Sarkozy's comic friend says sorry for 9/11 comments
By John Lichfield in Paris
Wednesday, 10 September 2008
France's favourite stand-up comedian has been forced to apologise for claiming that the 9/11 terrorist attacks on the US seven years ago tomorrow were an "enormous lie" orchestrated by the American government.
The allegations by Jean-Marie Bigard have caused consternation in France because the comedian - who specialises in foul-mouthed, scatological and sexist humour - is a close friend of President Nicolas Sarkozy.
On a radio show last Friday, the comedian interrupted a discussion on American politics, to say that it was "absolutely sure and certain" that the US government had stage-managed the 9/1l attacks in which 2, 896 people died.
"The two planes which crashed in a forest and on the Pentagon never existed. There never were any planes. It's an absolutely enormous lie," M. Bigard said.
"It was an American missile which hit the Pentagon. That's now been proved. It was a programmed demolition."
Asked by the presenter of the show on Europe 1 radio where he found his information, M. Bigard replied "the internet".
In a statement to Agence France-Presse yesterday, M. Bigard said that he wanted to "apologise to everyone".
"I will never speak again about the events of 11 September," he said. "I will never express any more doubts."
He stopped short, however, of saying that he accepted that his comments were untrue.
The comedian's remarks are said to have caused embarrassment at the Elysee Palace. President Nicolas Sarkozy has gone out of his way to present himself as an Americophile politician and to distance himself from the gut anti-Americanism of a minority of the French Left and Right.
M. Bigard, unknown abroad but capable of filling large concert halls in France, is part of M. Sarkozy's large coterie of show-business friends. There was astonishment last December when the comedian - a kind of French Bernard Manning but a devout Catholic - accompanied M. Sarkozy on an official visit to Pope Benedict in Rome.
Conspiracy theories about 9/1l remain popular among a fringe of French people.
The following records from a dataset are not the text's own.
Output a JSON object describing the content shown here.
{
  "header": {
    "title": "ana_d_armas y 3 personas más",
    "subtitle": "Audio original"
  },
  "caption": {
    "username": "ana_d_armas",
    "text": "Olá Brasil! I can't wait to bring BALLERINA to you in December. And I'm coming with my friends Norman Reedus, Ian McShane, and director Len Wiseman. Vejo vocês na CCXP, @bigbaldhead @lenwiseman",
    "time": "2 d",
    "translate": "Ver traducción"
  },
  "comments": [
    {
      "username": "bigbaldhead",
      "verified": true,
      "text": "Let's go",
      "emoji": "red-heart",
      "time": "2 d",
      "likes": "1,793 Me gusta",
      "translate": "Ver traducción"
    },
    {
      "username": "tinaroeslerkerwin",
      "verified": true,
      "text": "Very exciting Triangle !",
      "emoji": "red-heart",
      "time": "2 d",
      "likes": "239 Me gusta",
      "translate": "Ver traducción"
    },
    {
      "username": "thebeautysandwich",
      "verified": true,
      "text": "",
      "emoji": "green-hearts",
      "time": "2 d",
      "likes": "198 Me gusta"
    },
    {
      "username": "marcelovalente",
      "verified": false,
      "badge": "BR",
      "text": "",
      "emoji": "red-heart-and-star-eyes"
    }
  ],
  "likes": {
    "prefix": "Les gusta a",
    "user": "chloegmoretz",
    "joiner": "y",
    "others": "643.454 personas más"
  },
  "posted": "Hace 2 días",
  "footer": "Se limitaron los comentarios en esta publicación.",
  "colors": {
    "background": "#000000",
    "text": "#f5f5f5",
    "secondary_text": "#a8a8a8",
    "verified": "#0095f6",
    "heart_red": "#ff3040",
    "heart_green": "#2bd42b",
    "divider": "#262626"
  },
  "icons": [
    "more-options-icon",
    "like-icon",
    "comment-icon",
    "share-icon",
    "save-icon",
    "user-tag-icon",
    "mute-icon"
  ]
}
They were first publicised in 2002 by a French author, Thierry Meyssan, in a book which was widely rubbished by the mainstream French press.
Comments by the actress Marion Cotillard, giving credence to the conspiracy theories, caused fury in the United States in January. The comments, made by Mme Cotillard several years ago, were unearthed after she won an Oscar for the Edith Piaf bio-pic, "Vie en Rose".
A Canadian conspiracy movie about 9/11, "Loose Change", has attracted more than 100,000 viewers on the French internet video site "Dailymotion" in recent weeks. The highly selective evidence presented in the movie appears to have been the basis of the remarks by M. Bigard.